Friday, October 28, 2016

Chihuly Museum

A visit to the Chihuly Museum that opened in the Seattle City Center in 2012 is well-worth a trip to Seattle. Each gallery had a central theme and some of the glass pots and baskets in one of the galleries are shown here.  The Southwest Gallery was devoted to Native American cultures with one wall containing hundreds of colorful blankets. Another wall, part of which you can see on the left, showcases traditional baskets combined with Chihuly glass baskets. Part of an explanation in the gallery indicated that the artist noticed that many Indian baskets are not totally symmetrical in shape, often leaning to one side or another.  Chihuly's baskets do the same thing.

Thursday, October 27, 2016

Pike Place Flowers

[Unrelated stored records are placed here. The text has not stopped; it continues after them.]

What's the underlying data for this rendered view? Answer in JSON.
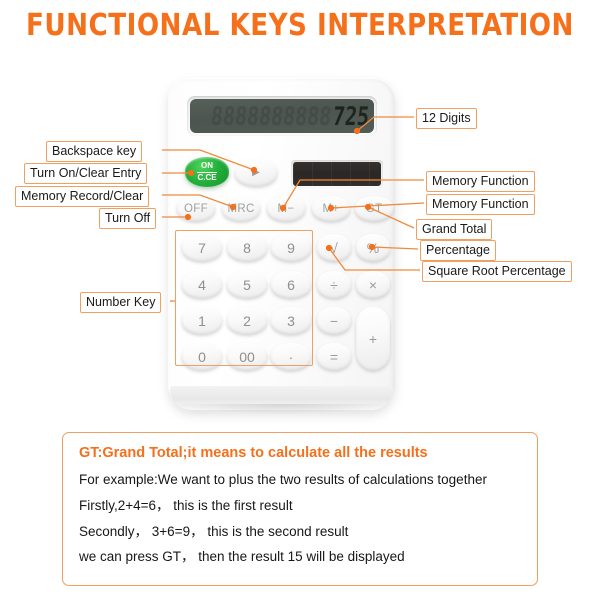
{
  "page": {
    "title": "FUNCTIONAL KEYS INTERPRETATION",
    "background_color": "#FFFFFF",
    "accent_color": "#F4701B",
    "box_border_color": "#F0A060"
  },
  "calculator": {
    "display": {
      "ghost_digits": "8888888888",
      "live_digits": "725",
      "digit_capacity": "12"
    },
    "solar_panel_label": "solar-panel",
    "function_row": [
      {
        "id": "off",
        "label": "OFF"
      },
      {
        "id": "mrc",
        "label": "MRC"
      },
      {
        "id": "m-minus",
        "label": "M−"
      },
      {
        "id": "m-plus",
        "label": "M+"
      },
      {
        "id": "gt",
        "label": "GT"
      }
    ],
    "power_key": {
      "line1": "ON",
      "line2": "C.CE"
    },
    "backspace_key": {
      "label": "▶"
    },
    "number_keys": [
      {
        "id": "7",
        "label": "7"
      },
      {
        "id": "8",
        "label": "8"
      },
      {
        "id": "9",
        "label": "9"
      },
      {
        "id": "4",
        "label": "4"
      },
      {
        "id": "5",
        "label": "5"
      },
      {
        "id": "6",
        "label": "6"
      },
      {
        "id": "1",
        "label": "1"
      },
      {
        "id": "2",
        "label": "2"
      },
      {
        "id": "3",
        "label": "3"
      },
      {
        "id": "0",
        "label": "0"
      },
      {
        "id": "00",
        "label": "00"
      },
      {
        "id": "dot",
        "label": "·"
      }
    ],
    "operator_keys": [
      {
        "id": "sqrt",
        "label": "√"
      },
      {
        "id": "percent",
        "label": "%"
      },
      {
        "id": "divide",
        "label": "÷"
      },
      {
        "id": "multiply",
        "label": "×"
      },
      {
        "id": "minus",
        "label": "−"
      },
      {
        "id": "equals",
        "label": "="
      },
      {
        "id": "plus",
        "label": "+"
      }
    ]
  },
  "annotations": {
    "left": [
      {
        "id": "backspace-key",
        "text": "Backspace key"
      },
      {
        "id": "turn-on-clear-entry",
        "text": "Turn On/Clear Entry"
      },
      {
        "id": "memory-record-clear",
        "text": "Memory Record/Clear"
      },
      {
        "id": "turn-off",
        "text": "Turn Off"
      },
      {
        "id": "number-key",
        "text": "Number Key"
      }
    ],
    "right": [
      {
        "id": "12-digits",
        "text": "12 Digits"
      },
      {
        "id": "memory-function-1",
        "text": "Memory Function"
      },
      {
        "id": "memory-function-2",
        "text": "Memory Function"
      },
      {
        "id": "grand-total",
        "text": "Grand Total"
      },
      {
        "id": "percentage",
        "text": "Percentage"
      },
      {
        "id": "square-root-percentage",
        "text": "Square Root Percentage"
      }
    ]
  },
  "info_box": {
    "heading": "GT:Grand Total;it means to calculate all the results",
    "lines": [
      "For example:We want to plus the two  results of calculations together",
      "Firstly,2+4=6， this is the first result",
      "Secondly， 3+6=9， this is the second result",
      "we can press GT， then the result 15 will be displayed"
    ]
  }
}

Pike Place Market is a public market overlooking the Elliott Bay waterfront in Seattle, Washington, United States. The Market opened August 17, 1907, and is one of the oldest continuously operated public farmers' markets in the United States. It is a place of business for many small farmers, craftspeople and merchants. Named after the central street, Pike Place runs northwest from Pike Street to Virginia Street. With more than 10 million visitors annually, Pike Place Market is Seattle's most popular tourist destination and is the 33rd most visited tourist attraction in the world.

Wednesday, October 26, 2016

Pike Place Fisherman

There are many interesting places in Pike Place, but the seafood area is mesmerising.  Ryan, this native Seattle lad couldn't have been more friendly and welcoming to out-of-towners.

Linking  Signs, Signs and ABC Wednesday

Tuesday, October 25, 2016

Pike Place Farmers Market

We identified ourselves as Minnesotans to this man (whose name I didn't record and have since forgotten--forgive me!), and we talked about the the development of Honeycrisp and Sweet Tango Apples. He thanked us and the University of Minnesota and cooperative apple growers for giving the apple world these wonderful fruit!. 

Honeycrisp (Malus domestica 'Honeycrisp') is an apple cultivar (cultivated variety) developed at the Minnesota Agricultural Experiment Station's Horticultural Research Center at the University of MinnesotaTwin Cities. Designated in 1974 with the MN 1711 test designation, patented in 1988, and released in 1991, the Honeycrisp, once slated to be discarded, has rapidly become a prized commercial commodity, as its sweetness, firmness, and tartness make it an ideal apple for eating raw.[2] It has much larger cells than most apples, which rupture when bitten to fill the mouth with juice.[3] The Honeycrisp also retains its pigment well and boasts a relatively long shelf life when stored in cool, dry conditions.[4]

Monday, October 24, 2016

Sunday, October 23, 2016

Seattle Waterfront

So much to see and enjoy on the waterfront!

Saturday, October 22, 2016

Foggy but Beautiful Washington

We got a quick introduction to the weather we might expect as we wound our way through Washington state on our way to Seattle.

Friday, October 21, 2016

Snowy Montana

What a surprise to wake up to a snowy yet another barren, lonely landscape in Montana.

Thursday, October 20, 2016

North Dakota Scenery

Yes, along many miles of North Dakota by the train tracks were scenes of barrenness and isolation, but there was also a beauty of muted colors with occasional hills and,  much to my surprise,  an area of beautiful marshes!

Wednesday, October 19, 2016

Msp to Sea

This is how it all began: a trip to Seattle from St. Paul!

 Because DH and I had not been on a train for several decades, we decided to take the Empire Builder. The staff on the train were remarkably friendly, effiicient and they worked incredibly hard for long hours. Our compartment looked great in the brochure, but in reality it is very teeny-tiny.  The couch makes up  into a bed and a bunk comes down from the ceiling.  Pretty cramped quarters.  It was "a fun" experience because of the passing scenery and the friendly passengers you meet on the train, but once was enough!

PS.  On the last day in Seattle, I lost the journal you see on the table in the compartment.  Sad!